Archaeobotantical study of organic material from a fifteenth century Indonesian shipwreck elucidates pre-European maritime spice trade in Asia

Data resources used via GBIF : 164 species occurrences
Star anise
The storage jars which contained the star anise (Images by Dr Michael Flecker)

Star anise (Illicium verum) is a spice widely used in Asian cuisine and traditional medicine. It was first brought to Europe in the late sixteenth century by Thomas Cavendish, an English explorer and a privateer, who acquired the spice in the Phillipines.

In this archaeobotanical study, researchers describe the findings of star anise samples inside ceramic jars found on the seabed near the Bakau, a fifteenth-century shipwreck in Indonesia. Radiocarbon dating of both hull and cargo placed the wreck in the periode from year 1320 to 1430 CE.
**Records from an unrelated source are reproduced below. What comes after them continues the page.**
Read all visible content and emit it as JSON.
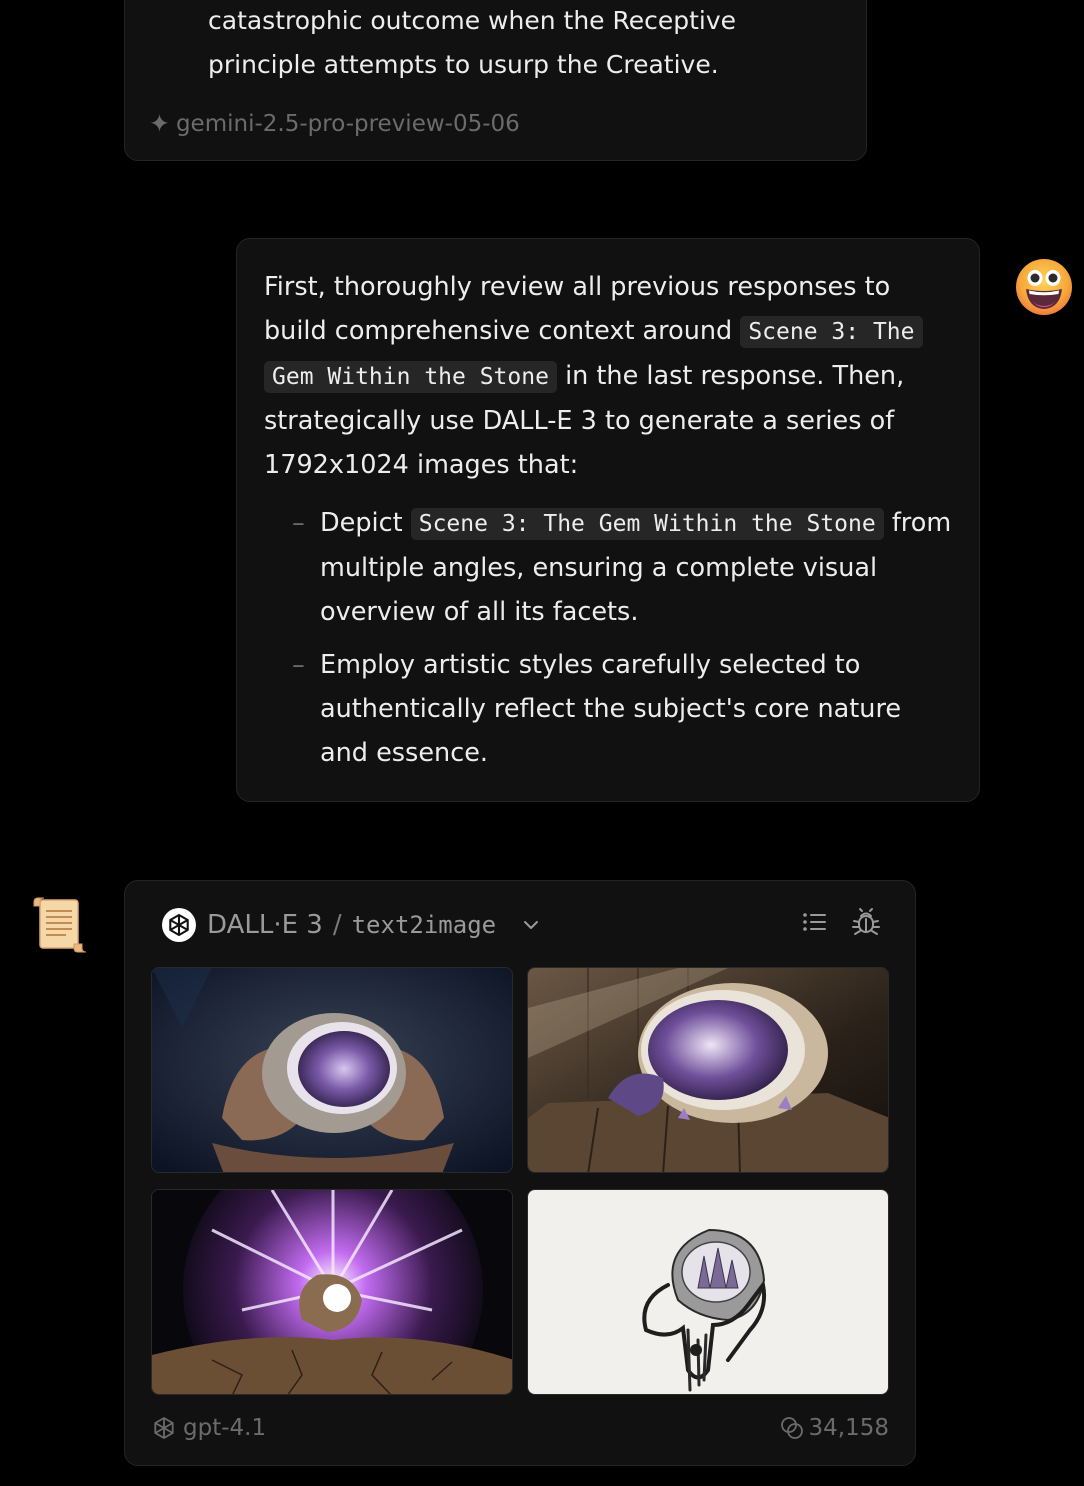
{
  "previous_message": {
    "lines": [
      "catastrophic outcome when the Receptive",
      "principle attempts to usurp the Creative."
    ],
    "model": "gemini-2.5-pro-preview-05-06"
  },
  "user_message": {
    "intro_before_code": "First, thoroughly review all previous responses to build comprehensive context around",
    "scene_code": "Scene 3: The Gem Within the Stone",
    "intro_after_code": "in the last response. Then, strategically use DALL-E 3 to generate a series of 1792x1024 images that:",
    "bullet_1_before": "Depict",
    "bullet_1_after": "from multiple angles, ensuring a complete visual overview of all its facets.",
    "bullet_2": "Employ artistic styles carefully selected to authentically reflect the subject's core nature and essence.",
    "dash": "–"
  },
  "tool_call": {
    "tool_name": "DALL·E 3",
    "separator": "/",
    "mode": "text2image",
    "icons": [
      "openai-icon",
      "chevron-down-icon",
      "list-icon",
      "bug-icon"
    ],
    "images": [
      {
        "subject": "hands holding amethyst geode"
      },
      {
        "subject": "split geode on wooden table"
      },
      {
        "subject": "exploding geode with light rays"
      },
      {
        "subject": "ink sketch of hand holding geode"
      }
    ],
    "model": "gpt-4.1",
    "tokens": "34,158"
  },
  "colors": {
    "background": "#000000",
    "card": "#111111",
    "border": "#242424",
    "text": "#ededed",
    "muted": "#6b6b6b",
    "code_bg": "#262626"
  }
}
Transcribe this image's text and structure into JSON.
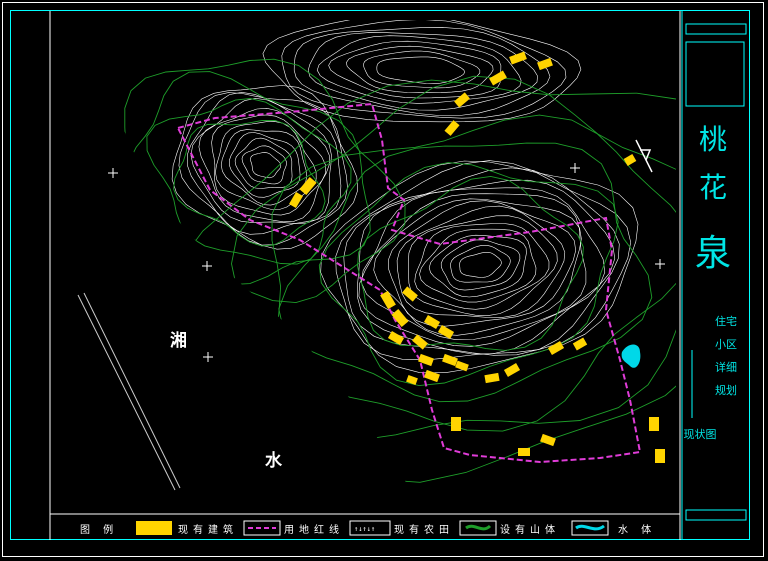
{
  "title_block": {
    "title_chars": [
      "桃",
      "花",
      "泉"
    ],
    "subtitle_lines": [
      "住宅",
      "小区",
      "详细",
      "规划"
    ],
    "drawing_name": "现状图"
  },
  "map": {
    "river_label": "湘",
    "water_label": "水"
  },
  "legend": {
    "heading": "图 例",
    "items": [
      {
        "label": "现有建筑"
      },
      {
        "label": "用地红线"
      },
      {
        "label": "现有农田"
      },
      {
        "label": "设有山体"
      },
      {
        "label": "水 体"
      }
    ]
  },
  "colors": {
    "background": "#000000",
    "building": "#ffd400",
    "boundary": "#e03cd8",
    "contour": "#ffffff",
    "vegetation": "#1e9e2a",
    "frame": "#00ffff",
    "water": "#00d8e8"
  }
}
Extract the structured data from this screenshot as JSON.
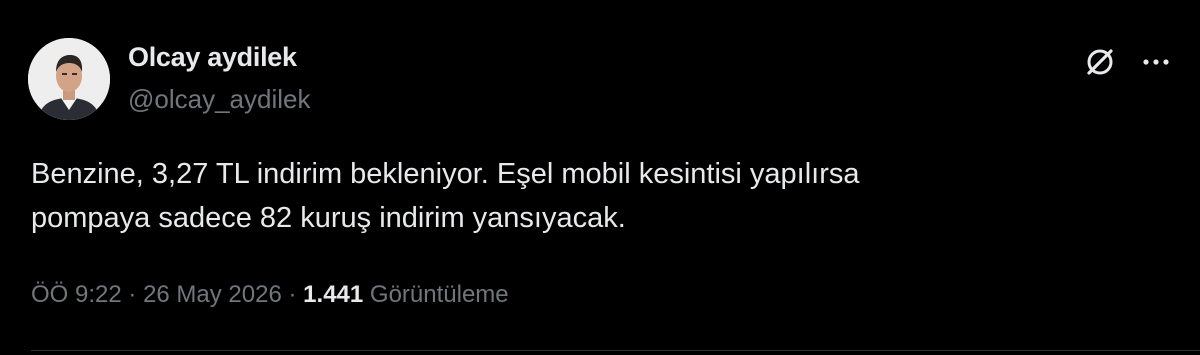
{
  "author": {
    "display_name": "Olcay aydilek",
    "handle": "@olcay_aydilek",
    "avatar_icon": "person-photo"
  },
  "header_actions": {
    "grok_icon": "grok-icon",
    "more_icon": "more-dots-icon"
  },
  "tweet": {
    "lines": [
      "Benzine, 3,27 TL indirim bekleniyor. Eşel mobil kesintisi yapılırsa",
      "pompaya sadece 82 kuruş indirim yansıyacak."
    ]
  },
  "meta": {
    "time": "ÖÖ 9:22",
    "separator": "·",
    "date": "26 May 2026",
    "views_count": "1.441",
    "views_label": "Görüntüleme"
  },
  "colors": {
    "background": "#000000",
    "primary_text": "#e7e9ea",
    "secondary_text": "#71767b",
    "border": "#2f3336"
  }
}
To determine the potential origin of the spice (and thereby ship), the researchers used GBIF-mediated occurrences of star anise to map the known wild and cultivated distribution. Combined with the likely origin of the ceramics as well as linguistic data of the local names for the spice, the authors believe that the star anise originated in Southern China and that the destination of the Bakau would have been Indonesia, picking up Thai merchandise on the way.

With limited written historical references, this study shows the potential of using holistic archaeological approaches—including a novel use of GBIF-mediated data—and reinforces the concept of maritime spice trade in Asia, established prior to European involvement in spice trade in the region.

Castillo CC, Fahy B and Fuller DQ (2022) Star anise from a fifteenth century Indonesian shipwreck. Archaeology in Oceania. Wiley 57(3): 214–222. Available at: https://doi.org/10.1002/arco.5275